Task description → Every single line below has to be printed once more, exactly.

Available records →

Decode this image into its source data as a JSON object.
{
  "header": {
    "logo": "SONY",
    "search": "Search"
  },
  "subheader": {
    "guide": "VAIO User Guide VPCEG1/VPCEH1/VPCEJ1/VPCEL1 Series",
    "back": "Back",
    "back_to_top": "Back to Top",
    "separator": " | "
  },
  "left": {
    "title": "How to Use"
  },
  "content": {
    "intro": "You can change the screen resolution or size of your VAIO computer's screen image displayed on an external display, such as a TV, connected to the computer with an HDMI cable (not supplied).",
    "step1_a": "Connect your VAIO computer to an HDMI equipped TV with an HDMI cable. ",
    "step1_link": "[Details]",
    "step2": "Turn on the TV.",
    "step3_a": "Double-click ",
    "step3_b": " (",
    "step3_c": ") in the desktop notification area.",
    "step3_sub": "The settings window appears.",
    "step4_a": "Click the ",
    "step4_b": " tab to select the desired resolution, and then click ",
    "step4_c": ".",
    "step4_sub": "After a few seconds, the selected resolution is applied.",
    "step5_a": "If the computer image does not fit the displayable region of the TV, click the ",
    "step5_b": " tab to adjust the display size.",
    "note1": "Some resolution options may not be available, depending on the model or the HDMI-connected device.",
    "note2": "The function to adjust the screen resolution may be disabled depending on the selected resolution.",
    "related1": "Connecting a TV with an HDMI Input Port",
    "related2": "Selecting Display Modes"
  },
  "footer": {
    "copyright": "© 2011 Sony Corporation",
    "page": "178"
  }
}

Solution →
Decode this image into its source data as a JSON object.
{
  "header": {
    "logo": "SONY",
    "search": "Search"
  },
  "subheader": {
    "guide": "VAIO User Guide VPCEG1/VPCEH1/VPCEJ1/VPCEL1 Series",
    "back": "Back",
    "back_to_top": "Back to Top",
    "separator": " | "
  },
  "left": {
    "title": "How to Use"
  },
  "content": {
    "intro": "You can change the screen resolution or size of your VAIO computer's screen image displayed on an external display, such as a TV, connected to the computer with an HDMI cable (not supplied).",
    "step1_a": "Connect your VAIO computer to an HDMI equipped TV with an HDMI cable. ",
    "step1_link": "[Details]",
    "step2": "Turn on the TV.",
    "step3_a": "Double-click ",
    "step3_b": " (",
    "step3_c": ") in the desktop notification area.",
    "step3_sub": "The settings window appears.",
    "step4_a": "Click the ",
    "step4_b": " tab to select the desired resolution, and then click ",
    "step4_c": ".",
    "step4_sub": "After a few seconds, the selected resolution is applied.",
    "step5_a": "If the computer image does not fit the displayable region of the TV, click the ",
    "step5_b": " tab to adjust the display size.",
    "note1": "Some resolution options may not be available, depending on the model or the HDMI-connected device.",
    "note2": "The function to adjust the screen resolution may be disabled depending on the selected resolution.",
    "related1": "Connecting a TV with an HDMI Input Port",
    "related2": "Selecting Display Modes"
  },
  "footer": {
    "copyright": "© 2011 Sony Corporation",
    "page": "178"
  }
}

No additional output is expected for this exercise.